# Tested on: Debian Buster (Linux 4.19.0-9-amd64)
# Compile: gcc -Ibabl-0.1 -lbabl-0.1 babl-0.1.62_babl_free.c

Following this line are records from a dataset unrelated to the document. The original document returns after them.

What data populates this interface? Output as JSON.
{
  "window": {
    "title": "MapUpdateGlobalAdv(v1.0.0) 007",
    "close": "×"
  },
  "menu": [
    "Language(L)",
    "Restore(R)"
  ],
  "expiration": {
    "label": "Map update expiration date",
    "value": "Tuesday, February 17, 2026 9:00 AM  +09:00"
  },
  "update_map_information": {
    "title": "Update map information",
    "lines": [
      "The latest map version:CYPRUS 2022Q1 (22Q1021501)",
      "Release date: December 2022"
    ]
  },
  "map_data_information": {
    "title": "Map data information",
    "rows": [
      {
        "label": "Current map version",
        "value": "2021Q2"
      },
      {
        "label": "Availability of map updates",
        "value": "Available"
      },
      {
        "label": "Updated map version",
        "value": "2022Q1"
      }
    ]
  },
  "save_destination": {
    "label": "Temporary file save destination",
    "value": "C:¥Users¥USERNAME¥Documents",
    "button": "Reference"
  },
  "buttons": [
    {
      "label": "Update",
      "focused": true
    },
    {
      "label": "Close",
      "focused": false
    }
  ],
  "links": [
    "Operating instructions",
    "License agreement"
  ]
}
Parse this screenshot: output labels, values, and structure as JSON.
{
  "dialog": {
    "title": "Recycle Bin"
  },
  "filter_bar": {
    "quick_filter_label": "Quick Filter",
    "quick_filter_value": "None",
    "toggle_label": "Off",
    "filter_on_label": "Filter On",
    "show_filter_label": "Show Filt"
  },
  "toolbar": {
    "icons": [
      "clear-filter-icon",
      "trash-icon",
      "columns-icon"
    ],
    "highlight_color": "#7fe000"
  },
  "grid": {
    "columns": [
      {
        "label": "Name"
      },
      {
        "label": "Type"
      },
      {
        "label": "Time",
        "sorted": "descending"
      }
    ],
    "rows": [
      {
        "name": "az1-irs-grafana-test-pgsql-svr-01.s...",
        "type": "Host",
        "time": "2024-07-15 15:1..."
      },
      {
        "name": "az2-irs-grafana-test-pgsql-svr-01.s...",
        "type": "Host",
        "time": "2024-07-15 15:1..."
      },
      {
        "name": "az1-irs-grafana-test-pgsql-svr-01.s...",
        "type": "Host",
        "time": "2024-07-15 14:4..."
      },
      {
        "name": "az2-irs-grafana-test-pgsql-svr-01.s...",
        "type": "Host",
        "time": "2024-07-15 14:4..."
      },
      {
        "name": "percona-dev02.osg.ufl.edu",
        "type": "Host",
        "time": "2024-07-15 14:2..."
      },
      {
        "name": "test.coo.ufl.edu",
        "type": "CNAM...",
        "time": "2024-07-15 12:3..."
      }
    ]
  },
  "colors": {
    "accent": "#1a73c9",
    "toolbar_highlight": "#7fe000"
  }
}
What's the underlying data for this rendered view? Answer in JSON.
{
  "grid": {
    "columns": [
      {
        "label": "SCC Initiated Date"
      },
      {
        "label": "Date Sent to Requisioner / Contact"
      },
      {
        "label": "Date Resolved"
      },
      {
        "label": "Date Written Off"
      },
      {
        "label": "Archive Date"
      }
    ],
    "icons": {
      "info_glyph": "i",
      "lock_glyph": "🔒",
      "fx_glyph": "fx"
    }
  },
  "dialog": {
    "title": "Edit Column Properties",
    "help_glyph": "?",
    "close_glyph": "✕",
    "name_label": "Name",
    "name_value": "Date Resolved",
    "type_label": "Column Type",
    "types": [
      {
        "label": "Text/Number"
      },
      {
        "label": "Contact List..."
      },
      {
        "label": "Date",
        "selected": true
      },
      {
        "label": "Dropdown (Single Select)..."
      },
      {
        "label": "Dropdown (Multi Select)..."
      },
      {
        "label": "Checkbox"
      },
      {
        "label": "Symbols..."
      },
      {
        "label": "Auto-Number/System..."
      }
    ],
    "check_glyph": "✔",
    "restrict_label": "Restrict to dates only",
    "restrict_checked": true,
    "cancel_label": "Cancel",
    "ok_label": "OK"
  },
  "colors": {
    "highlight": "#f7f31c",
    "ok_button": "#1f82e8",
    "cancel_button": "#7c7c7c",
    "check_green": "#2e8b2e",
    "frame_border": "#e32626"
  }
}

/*
 * Babl has an interesting way of managing buffers allocated and freed using babl_malloc()
 * and babl_free(). This is the structure of its allocations (taken from babl-memory.c):
 *
 * typedef struct
 * {
 *   char  *signature;
 *   size_t size;
 *   int  (*destructor)(void *ptr);
 * } BablAllocInfo;
 *
 *
 * signature is used to track whether a chunk was allocated by babl, and if so, whether
 * it is currently allocated or freed. This is done by either pointing it to the global
 * string "babl-memory" or "So long and thanks for all the fish." (babl-memory.c:44).
 *
 * Using this signature, babl can detect bad behavior's like double free (babl-memory.c:173):
 *
 * void
 * babl_free (void *ptr,
 *            ...)
 * {
 *   ...
 *       if (freed == BAI (ptr)->signature)
 *         fprintf (stderr, "\nbabl:double free detected\n");
 *
 *
 * Or so the developers think. As it turns out, because babl internally uses libc's malloc()
 * and free(), which has its own data that it stores within freed chunks, most systems will
 * overwrite babl's signature variable upon freeing, breaking the double free detection.
 * The simple PoC below demonstrates this:
 */

#include <stdlib.h>
#include <stdio.h>
#include <string.h>

#include <babl/babl-memory.h>

int main(int argc, char **argv) {
    void *buf = babl_malloc(42);
    babl_free(buf);
    // BUG: reports an "unknown" pointer warning when the following is clea=
rly a double free
    babl_free(buf);

    return 0;
}
1-4-2 (www02)